Brief Fact Summary. The Supreme Court of the United States considered the elements and prerequisites for the recovery of damages of students who were suspended from public elementary and secondary schools without procedural due process.
Synopsis of Rule of Law. In absence of any proof of actual injury only nominal damages may be recovered.
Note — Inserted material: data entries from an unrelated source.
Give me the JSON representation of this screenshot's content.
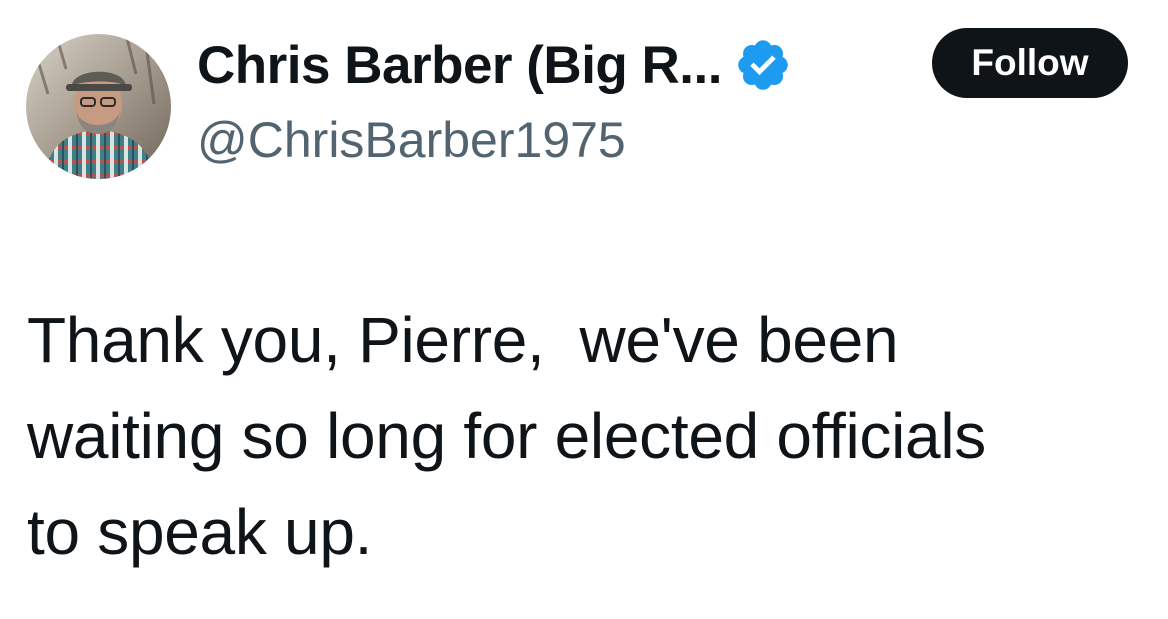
{
  "author": {
    "display_name": "Chris Barber (Big R...",
    "handle": "@ChrisBarber1975",
    "verified": true,
    "avatar_icon": "profile-photo-avatar"
  },
  "actions": {
    "follow_label": "Follow"
  },
  "tweet": {
    "text": "Thank you, Pierre,  we've been\nwaiting so long for elected officials\nto speak up."
  },
  "colors": {
    "verified_blue": "#1d9bf0",
    "follow_bg": "#0f1419",
    "handle_gray": "#536471"
  }
}
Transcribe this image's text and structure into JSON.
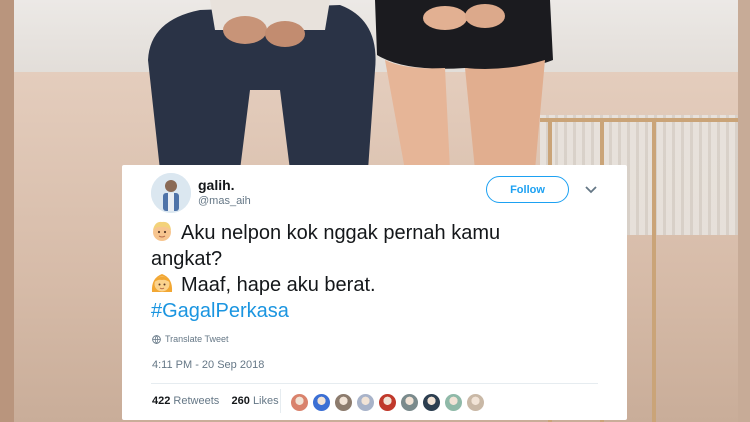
{
  "tweet": {
    "display_name": "galih.",
    "handle": "@mas_aih",
    "follow_label": "Follow",
    "lines": [
      {
        "emoji": "person-blond-emoji",
        "text": "Aku nelpon kok nggak pernah kamu"
      },
      {
        "emoji": "",
        "text": "angkat?"
      },
      {
        "emoji": "person-girl-emoji",
        "text": "Maaf, hape aku berat."
      }
    ],
    "hashtag": "#GagalPerkasa",
    "translate_label": "Translate Tweet",
    "timestamp": "4:11 PM - 20 Sep 2018",
    "retweets_count": "422",
    "retweets_label": "Retweets",
    "likes_count": "260",
    "likes_label": "Likes",
    "liker_colors": [
      "#d9826c",
      "#3b6fd4",
      "#8c7b6d",
      "#a8b3c9",
      "#c0392b",
      "#7a8a8c",
      "#2c3e50",
      "#8fb9a8",
      "#c9b8a6"
    ]
  },
  "colors": {
    "accent": "#1da1f2",
    "hashtag": "#1b95e0",
    "text": "#14171a",
    "muted": "#657786"
  }
}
Jariuss Piphus (Plaintiff) was caught smoking on school property by the school principal smoking. The principal thought that Plaintiff was smoking marijuana. The assistant principal imposed the usual twenty-day suspension for violation of the school rule against the use of drugs. The Plaintiff argued that he had not been smoking marijuana. A suspension notice was sent to the Plaintiff’s mother. A few days later, a meeting was held to discuss the reasons for the suspension, but not to determine whether the Plaintiff had actually been smoking marijuana. Plaintiff and his mother filed suit against Defendants in Federal District Court under 42 U.S.C. Section: 1983 and 28 U.S.C. Section: 1343, alleging that the Plaintiff had been suspended without due process of law in violation of the Fourteenth Amendment. Plaintiff sought declaratory and injunctive relief, along with actual and punitive damages in the amount of $3,000. Plaintiff was readmitted to school under a temporary restraining order. Plaintiff’s case was consolidated with another case brought by Silas Brisco (Plaintiff), who was also suspended without due process of law in violation of the Fourteenth Amendment. Brisco refused to remove a small earring from his ear when asked by the school principal. The school had a rule against the wearing of earrings by male students, because the principal believed that this practice denoted membership with street gangs. Brisco was suspended for twenty days. Brisco field suit and sought declaratory and injunctive relief, along with actual and punitive damages in the amount of $5,000. Brisco was also readmitted to school under a temporary restraining order. Piphus’ and Brisco’s cases were consolidated for trial and the district court held that both students had been suspended without procedural due process. However, the district court declined to award damages due to lack of proof. On appeal, the United States Court of Appeals reversed and remanded the case. It also held that the district court was wrong not to give declaratory and injunctive relief, and that the district court should have considered the pecuniary value of each day the students missed when they were suspended. However, the court said that the Plaintiffs would not be entitled to recover damages representing the value of the missed school time, if on remand, Defendants showed that there was just cause for the suspensions. Further, even if on remand the Plaintiffs’ suspensions were justified, they would be entitled to recover substantial non-punitive damages because they had been denied procedural due process. The Supreme Court of the United States granted certiorari.
Issue. Whether a Plaintiff must prove actual injury by a deprivation of due process before he may recover substantial non-punitive damages?
Held. Yes. The judgment is reversed and remanded. A plaintiff must prove actual injury by a deprivation of due process in order to recover compensatory damages. Neither the likelihood of such injury nor the difficulty of proving it is so great as to justify awarding compensatory damages without proof that such injury actually occurred. The plaintiff must convince the trier of fact that he actually suffered distress because of the denial of procedural due process itself. Denial of procedural due process should be actionable for nominal damages without proof of actual injury since the right to procedural due process is absolute.
Discussion. Points of Law - for Law School Success
Although essentially subjective, genuine injury in this respect may be evidenced by one's conduct and observed by others. View Full Point of Law
The Supreme Court of the United States draws on the general law of tort remedies to determine a constitutional tort. The concept of tort remedies is that money damages should be sufficient to compensate the plaintiff for the harm caused by the defendant’s actions. Punitive damages are not designed to compensate but to deter wrongful conduct. Nominal damages are usually a small sum given when legal injury is suffered, but when there was no substantial loss or injury to be compensated.